The Departments of Business Administration, Business Office Technology and Computer-Information Sciences occupy Maggini Hall. Each department has its own series of general classrooms, laboratories, skill centers, faculty offices and meeting rooms.
This building is a multi-functional health science and student health service facility. It was dedicated on January 7, 2000 in honor of one of the college's foremost trustees, William B. Race. It has 38,500 gross square feet and 28,500 assignable square feet. It is primarily a laboratory facility with state of the art dental, radiation technology, nursing skills facilities and equipment. There are four lecture rooms, one of which has a rather large impressive vertical folding wall which splits one 100 seat room into two smaller rooms with capacities of 75 and 25 student stations each. Faculty and administrative offices for the Health Sciences will be located primarily on the third floor whereas the Student Health Services operation will be located on the west side of the first floor.
Second Floor Veranda
Completed in 2006, the Frank P. Doyle Library is the second largest facility on the Santa Rosa Campus at 145,000 square feet. Housing nearly 130,000 printed books and other instructional material, Doyle includes1,045 student seats in individual carrels and 27 group study rooms, three teaching classrooms, wireless technology throughout, 280 computer workstations, and a laptop checkout program Doyle is highly energy efficient and environmentally friendly, incorporating a white noise generator that block ambient sounds, media viewing rooms, 21 carrels for faculty to view instructional films and videos; digital color television studio; two large technology-enriched classrooms for video conferencing and distance learning; Center for New Media; and faculty support centers for curriculum development and technology integration; Tutorial Center with seating for 175 students; a 3,584 sq. ft. SRJC Art Gallery, and a coffee bar.

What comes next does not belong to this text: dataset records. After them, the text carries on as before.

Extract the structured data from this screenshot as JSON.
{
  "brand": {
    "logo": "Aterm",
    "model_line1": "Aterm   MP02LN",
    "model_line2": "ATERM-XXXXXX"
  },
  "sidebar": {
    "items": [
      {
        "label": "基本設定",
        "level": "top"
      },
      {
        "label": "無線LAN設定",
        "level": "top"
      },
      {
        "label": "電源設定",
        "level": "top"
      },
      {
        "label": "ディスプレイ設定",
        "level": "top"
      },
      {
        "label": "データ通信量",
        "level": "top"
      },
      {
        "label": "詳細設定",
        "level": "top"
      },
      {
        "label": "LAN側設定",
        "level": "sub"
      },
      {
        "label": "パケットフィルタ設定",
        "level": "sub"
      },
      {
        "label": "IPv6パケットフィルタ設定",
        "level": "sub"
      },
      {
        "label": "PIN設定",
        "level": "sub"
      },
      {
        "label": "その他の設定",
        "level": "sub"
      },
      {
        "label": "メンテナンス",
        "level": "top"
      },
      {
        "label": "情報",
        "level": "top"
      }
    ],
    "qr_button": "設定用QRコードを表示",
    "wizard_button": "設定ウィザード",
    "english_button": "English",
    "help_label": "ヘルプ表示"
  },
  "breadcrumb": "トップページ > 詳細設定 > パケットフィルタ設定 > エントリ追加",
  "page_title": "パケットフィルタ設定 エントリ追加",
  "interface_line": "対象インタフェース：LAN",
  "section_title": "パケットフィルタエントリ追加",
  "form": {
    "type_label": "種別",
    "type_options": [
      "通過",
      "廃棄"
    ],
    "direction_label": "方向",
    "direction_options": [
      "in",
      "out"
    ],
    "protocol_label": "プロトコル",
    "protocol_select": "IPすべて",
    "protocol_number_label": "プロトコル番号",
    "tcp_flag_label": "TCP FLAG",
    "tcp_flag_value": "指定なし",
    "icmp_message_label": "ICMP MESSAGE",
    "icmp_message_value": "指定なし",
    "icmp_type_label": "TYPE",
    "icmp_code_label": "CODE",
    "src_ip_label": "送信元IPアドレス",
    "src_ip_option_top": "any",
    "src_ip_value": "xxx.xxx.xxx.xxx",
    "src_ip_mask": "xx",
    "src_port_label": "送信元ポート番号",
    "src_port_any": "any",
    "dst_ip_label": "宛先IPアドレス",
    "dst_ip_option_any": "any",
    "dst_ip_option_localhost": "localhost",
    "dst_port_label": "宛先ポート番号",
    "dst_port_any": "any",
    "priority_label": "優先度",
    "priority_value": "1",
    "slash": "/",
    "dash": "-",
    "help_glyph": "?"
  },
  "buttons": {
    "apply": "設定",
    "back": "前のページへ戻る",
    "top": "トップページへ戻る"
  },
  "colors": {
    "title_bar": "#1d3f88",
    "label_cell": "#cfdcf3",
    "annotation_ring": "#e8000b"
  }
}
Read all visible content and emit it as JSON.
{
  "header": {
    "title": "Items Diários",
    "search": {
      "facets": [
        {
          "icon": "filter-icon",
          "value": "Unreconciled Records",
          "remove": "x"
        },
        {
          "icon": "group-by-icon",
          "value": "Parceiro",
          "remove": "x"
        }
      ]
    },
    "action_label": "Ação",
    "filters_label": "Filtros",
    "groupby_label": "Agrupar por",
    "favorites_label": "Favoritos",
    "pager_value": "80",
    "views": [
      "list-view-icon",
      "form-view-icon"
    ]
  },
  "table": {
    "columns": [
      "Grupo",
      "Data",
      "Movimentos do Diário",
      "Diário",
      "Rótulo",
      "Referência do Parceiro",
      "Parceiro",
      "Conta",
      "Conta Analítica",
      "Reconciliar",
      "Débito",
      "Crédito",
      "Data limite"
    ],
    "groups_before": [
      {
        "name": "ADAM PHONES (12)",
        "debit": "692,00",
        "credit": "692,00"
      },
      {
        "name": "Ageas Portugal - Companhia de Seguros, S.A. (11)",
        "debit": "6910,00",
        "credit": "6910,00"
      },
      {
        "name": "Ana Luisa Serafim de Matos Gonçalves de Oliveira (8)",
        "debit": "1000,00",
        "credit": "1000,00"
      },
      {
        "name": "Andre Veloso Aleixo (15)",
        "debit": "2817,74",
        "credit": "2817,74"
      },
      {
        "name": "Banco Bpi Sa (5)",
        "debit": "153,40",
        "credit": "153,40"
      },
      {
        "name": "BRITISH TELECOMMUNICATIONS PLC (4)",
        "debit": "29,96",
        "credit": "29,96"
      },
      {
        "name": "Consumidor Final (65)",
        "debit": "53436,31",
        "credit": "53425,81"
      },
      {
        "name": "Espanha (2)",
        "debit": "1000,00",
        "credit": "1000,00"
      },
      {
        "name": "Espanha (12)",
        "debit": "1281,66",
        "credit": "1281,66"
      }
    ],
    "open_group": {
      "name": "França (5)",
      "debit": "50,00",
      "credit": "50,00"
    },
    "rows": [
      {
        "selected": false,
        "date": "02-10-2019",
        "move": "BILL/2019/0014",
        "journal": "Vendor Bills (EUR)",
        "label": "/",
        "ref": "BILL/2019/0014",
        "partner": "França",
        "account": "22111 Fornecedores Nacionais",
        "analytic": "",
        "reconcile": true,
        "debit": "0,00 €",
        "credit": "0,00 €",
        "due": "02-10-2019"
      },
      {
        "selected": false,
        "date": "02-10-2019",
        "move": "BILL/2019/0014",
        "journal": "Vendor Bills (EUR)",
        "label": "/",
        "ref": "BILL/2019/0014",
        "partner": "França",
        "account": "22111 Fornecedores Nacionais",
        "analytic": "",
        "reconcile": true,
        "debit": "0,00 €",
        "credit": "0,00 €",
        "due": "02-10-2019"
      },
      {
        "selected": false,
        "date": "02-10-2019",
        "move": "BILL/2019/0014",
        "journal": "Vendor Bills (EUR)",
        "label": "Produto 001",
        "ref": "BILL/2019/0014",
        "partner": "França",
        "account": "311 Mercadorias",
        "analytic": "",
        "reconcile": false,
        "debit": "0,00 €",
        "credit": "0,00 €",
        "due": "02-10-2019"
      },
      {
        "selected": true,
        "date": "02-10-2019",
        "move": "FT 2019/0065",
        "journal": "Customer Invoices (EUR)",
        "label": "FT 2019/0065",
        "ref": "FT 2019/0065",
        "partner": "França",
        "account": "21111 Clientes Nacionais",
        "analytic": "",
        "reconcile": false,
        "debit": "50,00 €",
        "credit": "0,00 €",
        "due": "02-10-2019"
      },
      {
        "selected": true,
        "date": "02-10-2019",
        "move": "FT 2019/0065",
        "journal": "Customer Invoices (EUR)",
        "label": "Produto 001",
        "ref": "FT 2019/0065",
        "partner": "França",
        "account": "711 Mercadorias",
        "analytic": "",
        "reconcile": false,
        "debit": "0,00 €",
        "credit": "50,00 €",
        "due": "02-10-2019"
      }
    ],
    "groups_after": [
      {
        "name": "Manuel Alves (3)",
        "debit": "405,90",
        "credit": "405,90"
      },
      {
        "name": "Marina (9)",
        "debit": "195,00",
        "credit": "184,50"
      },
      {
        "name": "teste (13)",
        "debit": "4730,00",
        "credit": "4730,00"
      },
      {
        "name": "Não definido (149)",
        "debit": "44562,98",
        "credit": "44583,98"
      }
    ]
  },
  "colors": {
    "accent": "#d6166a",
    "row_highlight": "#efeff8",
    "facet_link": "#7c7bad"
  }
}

The largest structure on the Santa Rosa Campus is the multilevel parking lot along the Mendocino Avenue. The construction of the four-story Don Zumwalt Parking Pavilion was completed in 2006 adjacent to the Bailey Field, offering convenient parking with over a thousand parking slots for students and a beautiful clock bell tower that can be heard across the campus throughout the day.
Renovations to Plover Hall were completed in 2008. The 32,000 square feet facility offers one-stop student services, including registration and financial aid, assessment, scholarship, new student programs, and a cashiering function. This conversion project works extremely well for students and in partnership with the Bertolini Center across Elliott Avenue to provide comprehensive services to students. Combining Plover and Betolini facilities, Santa Rosa Campus Student Services and Student Activities space exceeds 110,000 square feet.
Construction of 78,000 square foot, three-story Lawrence A. Bertolini Student Services Center was completed at the end of 2009. Situated at the northeast corner of the Santa Rosa Campus, the world class center provides multiple student services and a beautiful cafeteria. All services in Bertolini are student centered to support their many needs while attending SRJC. Bertolini provides these services in concert with Plover Hall, both on Elliott Avenue. The steel framing of the three-story center includes a geothermal system and many other sustainable features throughout.
Santa Rosa Junior College is officially accredited by the Western Association of Schools and Colleges